From daily commutes that take hours to jobs that take workers from home for days, weeks, months or years, the phenomenon of employment-related geographic mobility (E-RGM), or extended commuting, is widespread in the Canadian workforce.
To understand this reality and how it affects households and communities, and influences and impacts Canadian prosperity, the Vanier Institute of the Family is collaborating with 40 researchers from 17 disciplines and 22 universities across Canada and around the world.
The SafetyNet Centre for Occupational Health and Safety Research at Memorial University of Newfoundland is providing the leadership for this one-of-a-kind, seven-year study.
The Vanier Institute’s role in this collaboration is:
- To publish findings from various project subcomponents on our website, in our e-newsletter and through social media
- To support PhD students who research the impact on families at the Institute
- To participate in conferences and panels for the project
The On the Move Partnership will increase our understanding of:
- The size and dynamics of extended commuting
- The impact of extended commuting on family life, neighbourhoods and home and host communities

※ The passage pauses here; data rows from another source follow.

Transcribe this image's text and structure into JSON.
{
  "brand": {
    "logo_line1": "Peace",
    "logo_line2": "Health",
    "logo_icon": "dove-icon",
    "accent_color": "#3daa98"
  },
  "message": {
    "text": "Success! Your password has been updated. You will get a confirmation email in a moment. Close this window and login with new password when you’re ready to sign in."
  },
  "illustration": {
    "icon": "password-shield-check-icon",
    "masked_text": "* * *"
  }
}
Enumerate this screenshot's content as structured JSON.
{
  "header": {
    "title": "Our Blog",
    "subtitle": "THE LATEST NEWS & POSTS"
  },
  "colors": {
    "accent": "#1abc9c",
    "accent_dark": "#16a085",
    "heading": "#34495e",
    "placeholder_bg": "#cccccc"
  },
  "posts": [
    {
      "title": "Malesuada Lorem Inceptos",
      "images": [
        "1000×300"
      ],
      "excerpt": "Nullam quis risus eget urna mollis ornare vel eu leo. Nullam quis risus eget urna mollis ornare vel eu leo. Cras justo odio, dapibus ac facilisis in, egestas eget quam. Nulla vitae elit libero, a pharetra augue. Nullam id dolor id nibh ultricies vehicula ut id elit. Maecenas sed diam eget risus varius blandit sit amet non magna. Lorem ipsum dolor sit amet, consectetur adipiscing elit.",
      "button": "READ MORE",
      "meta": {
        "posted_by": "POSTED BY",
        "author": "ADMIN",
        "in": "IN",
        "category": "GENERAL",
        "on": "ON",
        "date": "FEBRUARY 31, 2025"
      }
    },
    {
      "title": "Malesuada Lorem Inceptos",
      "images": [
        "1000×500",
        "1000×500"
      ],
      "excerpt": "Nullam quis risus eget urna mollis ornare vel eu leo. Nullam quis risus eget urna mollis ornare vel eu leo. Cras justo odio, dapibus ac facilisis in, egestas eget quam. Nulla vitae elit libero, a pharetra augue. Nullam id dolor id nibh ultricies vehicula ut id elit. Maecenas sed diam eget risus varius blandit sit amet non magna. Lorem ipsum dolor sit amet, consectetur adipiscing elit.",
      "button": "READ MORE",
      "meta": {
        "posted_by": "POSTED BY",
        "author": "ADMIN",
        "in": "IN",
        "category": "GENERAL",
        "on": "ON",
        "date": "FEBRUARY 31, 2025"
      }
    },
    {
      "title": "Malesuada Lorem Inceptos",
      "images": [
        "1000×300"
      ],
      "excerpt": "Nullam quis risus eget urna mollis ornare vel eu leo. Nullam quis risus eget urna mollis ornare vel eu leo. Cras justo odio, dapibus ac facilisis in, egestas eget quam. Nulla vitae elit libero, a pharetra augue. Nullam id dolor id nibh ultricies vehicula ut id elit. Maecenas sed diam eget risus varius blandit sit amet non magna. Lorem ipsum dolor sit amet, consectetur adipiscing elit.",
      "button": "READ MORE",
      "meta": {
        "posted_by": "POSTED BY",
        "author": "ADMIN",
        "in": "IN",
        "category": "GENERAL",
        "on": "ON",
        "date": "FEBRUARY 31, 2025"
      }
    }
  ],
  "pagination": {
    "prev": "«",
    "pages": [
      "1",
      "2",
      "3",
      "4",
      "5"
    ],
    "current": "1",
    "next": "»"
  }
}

- The impact on labour recruitment, training requirements, productivity, occupational health and other key domains of life in Canada
- Regional, sectoral and sociodemographic patterns and commuting trends since the 1980s
- The policies that have an impact on extended commuting
Engage, Participate and Collaborate
Dozens of students, along with participants from more than 30 community organizations representing industry, labour and government, have been analyzing and synthesizing E-RGM-related information.
- Graduate students may apply to conduct research at the Vanier Institute through post-doctoral internships.
- Families and community may keep updated on the project through our e-newsletter.
- The public will find updates on our Facebook page and can follow us on Twitter.
The On the Move Partnership receives funding support from the Social Sciences and Humanities Research Council (SSHRC) through its Partnership Grants funding opportunity, the Canada Foundation for Innovation, Innovate NL, Memorial University, Dalhousie University and numerous other university and community partners in Canada and elsewhere.
The project is ongoing from 2012 to 2019.
Dr. Barbara Neis
University Research Professor, Department of Sociology
Senior Research Associate, SafetyNet Centre for Occupational Health and Safety Research
Memorial University of Newfoundland
The Vanier Institute of the Family
Program Committee Member
Dr. Robert Glossop and Dr. Rosemary Ommer
Vanier Alumni Network members
On the Move Partnership Program Committee Co-Chairs
This project is ethics-approved by Memorial University of Newfoundland.
- On the Move, Digital Stories
- Shiva Nourpanah, Ivy Bourgeault, Lois Jackson, Sheri Price, Pauline Gardiner Barber and Michael P. Leiter. November 2018. Intersecting Policy Contexts of Employment-Related Geographical Mobility of Healthcare Workers: The Case of Nova Scotia, Canada
- Elise Thorburn, PhD (Memorial University), Work and Family: The Impact of Mobility, Scheduling and Precariousness
- Employment Mobility and Family Gentrification in Montreal
- Circuits of Care: Mobility, Work and Managing Family Relationships
- Dorow, Sara. June 2016. Caregiver Policy in Canada and Experiences after the Wildfire: Perspectives of Caregivers in Fort McMurray
- Mills, Suzanne and Anne St-Amand. October 2015. “I Wanted a Career, Not a Job”: First Nations and Métis Employment in the Construction of the Lower Mattagami River Project
- Dorow, Sara, Marcella S. Cassiano and Chad Doerksen. January 2015. Live-in Caregivers in Fort McMurray: A Socioeconomic Footprint.
- Walsh, Deatra, Mary-Dan Johnston and Christine Saulnier. January 7, 2015. Great Expectations: Opportunities and Challenges for Young Workers in Newfoundland and Labrador.